Entries shown:

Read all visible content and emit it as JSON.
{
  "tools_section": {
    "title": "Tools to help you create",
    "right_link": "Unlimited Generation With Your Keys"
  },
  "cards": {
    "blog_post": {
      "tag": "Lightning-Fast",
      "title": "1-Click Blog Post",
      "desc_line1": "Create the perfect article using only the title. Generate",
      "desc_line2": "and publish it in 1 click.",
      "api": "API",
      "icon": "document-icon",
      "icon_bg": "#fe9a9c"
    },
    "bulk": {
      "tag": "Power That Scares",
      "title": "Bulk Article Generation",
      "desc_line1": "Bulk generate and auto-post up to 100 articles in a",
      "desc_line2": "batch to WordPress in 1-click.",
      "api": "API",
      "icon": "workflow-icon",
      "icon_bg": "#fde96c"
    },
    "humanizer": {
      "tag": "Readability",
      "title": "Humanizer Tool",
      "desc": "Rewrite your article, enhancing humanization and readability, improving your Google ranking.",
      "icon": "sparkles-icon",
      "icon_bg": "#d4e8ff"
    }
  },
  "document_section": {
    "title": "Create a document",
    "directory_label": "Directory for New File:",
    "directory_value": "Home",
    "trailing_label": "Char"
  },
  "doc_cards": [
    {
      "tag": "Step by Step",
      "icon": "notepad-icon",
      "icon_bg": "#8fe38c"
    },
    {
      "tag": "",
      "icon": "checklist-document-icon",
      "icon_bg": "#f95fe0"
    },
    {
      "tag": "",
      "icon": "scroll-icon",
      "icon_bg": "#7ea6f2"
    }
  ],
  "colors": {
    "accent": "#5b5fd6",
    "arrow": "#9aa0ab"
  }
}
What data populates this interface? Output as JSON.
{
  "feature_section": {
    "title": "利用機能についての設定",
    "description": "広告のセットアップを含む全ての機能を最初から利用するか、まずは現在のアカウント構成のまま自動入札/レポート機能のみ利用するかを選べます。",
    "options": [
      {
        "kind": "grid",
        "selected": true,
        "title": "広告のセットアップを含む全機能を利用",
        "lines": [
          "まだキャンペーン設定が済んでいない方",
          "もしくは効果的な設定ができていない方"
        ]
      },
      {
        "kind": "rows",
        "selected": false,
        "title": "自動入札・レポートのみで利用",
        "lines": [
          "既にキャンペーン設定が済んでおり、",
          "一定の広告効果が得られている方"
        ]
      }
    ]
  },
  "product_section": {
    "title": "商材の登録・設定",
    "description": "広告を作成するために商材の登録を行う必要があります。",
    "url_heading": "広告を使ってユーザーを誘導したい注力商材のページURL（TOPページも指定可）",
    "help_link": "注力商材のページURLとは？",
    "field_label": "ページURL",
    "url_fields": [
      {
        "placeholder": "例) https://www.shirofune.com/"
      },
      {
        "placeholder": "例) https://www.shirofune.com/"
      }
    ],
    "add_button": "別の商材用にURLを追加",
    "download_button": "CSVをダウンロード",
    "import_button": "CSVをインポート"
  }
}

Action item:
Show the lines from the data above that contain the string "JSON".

Output for this exercise:
Read all visible content and emit it as JSON.
What data populates this interface? Output as JSON.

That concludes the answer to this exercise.